Analysts say Southwest had little choice but to pursue new business by buying a rival. Having already expanded its route map to 69 airports in 35 states, internal growth in a down economy was no longer an option. Southwest had no way to expand at a key business airport like New York LaGuardia or to break into Washington-Reagan and Atlanta because of facility constraints. Worse, domestic air travel—Southwest's sole source of business—has contracted in recent years amid America's lingering economic weakness. One result: The carrier posted a $120 million loss in the third quarter of 2008 (its first in 17 years) and has lost money in four of the past eight quarters. "We are not willing to make a bet on the economy or operating costs coming down," Chief Executive Officer Gary C. Kelly says. "And that naturally leads us to having a more energetic focus on 'Well, then how do we grow?' Fortunately for us we found a situation that lets us do that."
The Southwest-AirTran deal was announced less than a week before Continental Airlines (CAL) and United Airlines (UAUA) were expected to close their merger, creating the world's biggest carrier. As part of the concessions needed to gain regulatory approval for that tieup, Continental ceded landing slots to Southwest at Newark, giving Southwest its first flights at the capacity-constrained New Jersey airport. The Continental-United combination will push that airline ahead of Delta, which claimed the title of biggest only two years ago by acquiring Northwest. Kelly denies that the consolidation movement played much of a role in his decision to call AirTran Chairman and CEO Robert L. Fornaro last spring to broach the topic of a deal. He does allow that "two of our legacy competitors have become stronger recently, and we'll need to reflect on that." However, Kelly adds, "to say that because four airlines have become two is the reason we are doing this deal would be grossly inaccurate. But I will admit the acquisition will make us more competitive."
It will also put the company even more squarely in the sights of Delta, which turned Atlanta into the world's busiest airport with the "hub-and-spoke" system of funneling passengers to their destinations. In July, Delta and its regional affiliates controlled 76 percent of passenger traffic at Hartsfield-Jackson Atlanta, according to figures from the airport. AirTran's market share was 17 percent the same month. To Kelly, that signifies a high-fare environment ripe for Southwest service. "We need more flights on a combined basis [in Atlanta] than AirTran has today," he says. "And I do mean significantly more flights—more than a couple." Such a move could spark a fierce response from Delta, akin to a "defend the fortress hub strategy," as Hudson Securities analyst Daniel McKenzie wrote Sept. 28 in a note to clients.
Southwest has already made a few decisions on integrating the two airlines: It will scrap AirTran's $20 checked-bag fee, assigned seating, and two-class cabins, while keeping that airline's 86 Boeing 717s. Adding the smaller jet will require new crew scheduling and maintenance protocols, adding complexity to its time-honed operations. The airline will also acquire its first international flights through AirTran's existing service to Aruba, Cancun, the Dominican Republic, and Jamaica. "We want to have greater appeal to more customers nationwide," Kelly says. "We are at the point where we can think that way after 40 years."

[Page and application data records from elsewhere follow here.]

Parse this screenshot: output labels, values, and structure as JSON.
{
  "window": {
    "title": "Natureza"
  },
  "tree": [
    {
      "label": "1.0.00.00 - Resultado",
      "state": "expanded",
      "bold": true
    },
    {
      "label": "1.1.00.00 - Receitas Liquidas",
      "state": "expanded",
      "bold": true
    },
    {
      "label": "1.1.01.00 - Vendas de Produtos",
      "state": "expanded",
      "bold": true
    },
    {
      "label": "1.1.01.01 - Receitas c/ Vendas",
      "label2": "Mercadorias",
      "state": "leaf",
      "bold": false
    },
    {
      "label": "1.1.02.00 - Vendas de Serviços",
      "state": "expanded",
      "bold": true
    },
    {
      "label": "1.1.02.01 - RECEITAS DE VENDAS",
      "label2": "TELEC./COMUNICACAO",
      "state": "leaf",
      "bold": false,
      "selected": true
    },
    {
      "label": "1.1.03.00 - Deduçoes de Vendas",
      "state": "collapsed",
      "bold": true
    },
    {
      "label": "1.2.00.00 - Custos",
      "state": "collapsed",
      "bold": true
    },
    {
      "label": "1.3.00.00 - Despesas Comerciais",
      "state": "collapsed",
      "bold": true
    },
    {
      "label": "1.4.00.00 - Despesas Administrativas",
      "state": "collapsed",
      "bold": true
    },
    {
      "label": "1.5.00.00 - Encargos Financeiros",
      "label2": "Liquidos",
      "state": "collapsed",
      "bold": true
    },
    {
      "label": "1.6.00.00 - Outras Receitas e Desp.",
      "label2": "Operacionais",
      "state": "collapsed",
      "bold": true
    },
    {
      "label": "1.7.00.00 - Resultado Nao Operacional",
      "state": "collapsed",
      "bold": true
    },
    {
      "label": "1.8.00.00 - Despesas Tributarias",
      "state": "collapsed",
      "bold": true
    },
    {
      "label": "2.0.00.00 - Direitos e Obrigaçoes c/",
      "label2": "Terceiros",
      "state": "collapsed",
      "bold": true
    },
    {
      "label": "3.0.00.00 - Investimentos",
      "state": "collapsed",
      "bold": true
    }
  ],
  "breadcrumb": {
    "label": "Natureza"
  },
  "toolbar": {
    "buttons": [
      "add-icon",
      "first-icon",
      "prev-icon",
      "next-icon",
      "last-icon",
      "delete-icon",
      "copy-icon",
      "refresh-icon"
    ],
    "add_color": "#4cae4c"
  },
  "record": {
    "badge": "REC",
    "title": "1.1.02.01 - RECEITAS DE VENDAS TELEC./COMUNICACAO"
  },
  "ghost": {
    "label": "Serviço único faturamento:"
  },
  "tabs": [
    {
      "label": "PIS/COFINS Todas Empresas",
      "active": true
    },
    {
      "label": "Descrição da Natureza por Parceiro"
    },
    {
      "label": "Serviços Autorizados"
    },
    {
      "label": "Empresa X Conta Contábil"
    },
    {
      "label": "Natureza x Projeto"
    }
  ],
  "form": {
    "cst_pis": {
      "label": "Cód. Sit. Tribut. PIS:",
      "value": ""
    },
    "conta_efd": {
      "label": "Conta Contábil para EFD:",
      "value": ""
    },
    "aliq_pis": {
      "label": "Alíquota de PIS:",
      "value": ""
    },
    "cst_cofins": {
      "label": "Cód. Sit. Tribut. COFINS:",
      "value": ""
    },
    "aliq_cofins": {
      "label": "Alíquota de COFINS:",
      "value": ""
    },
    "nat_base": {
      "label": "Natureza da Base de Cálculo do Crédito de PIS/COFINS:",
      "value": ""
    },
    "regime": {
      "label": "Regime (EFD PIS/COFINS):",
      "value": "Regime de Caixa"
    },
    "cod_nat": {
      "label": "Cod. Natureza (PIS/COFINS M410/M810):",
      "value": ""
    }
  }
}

The bottom line: In a bid to continue growing and lure more lucrative corporate travelers, Southwest Airlines is paying $1.4 billion for AirTran.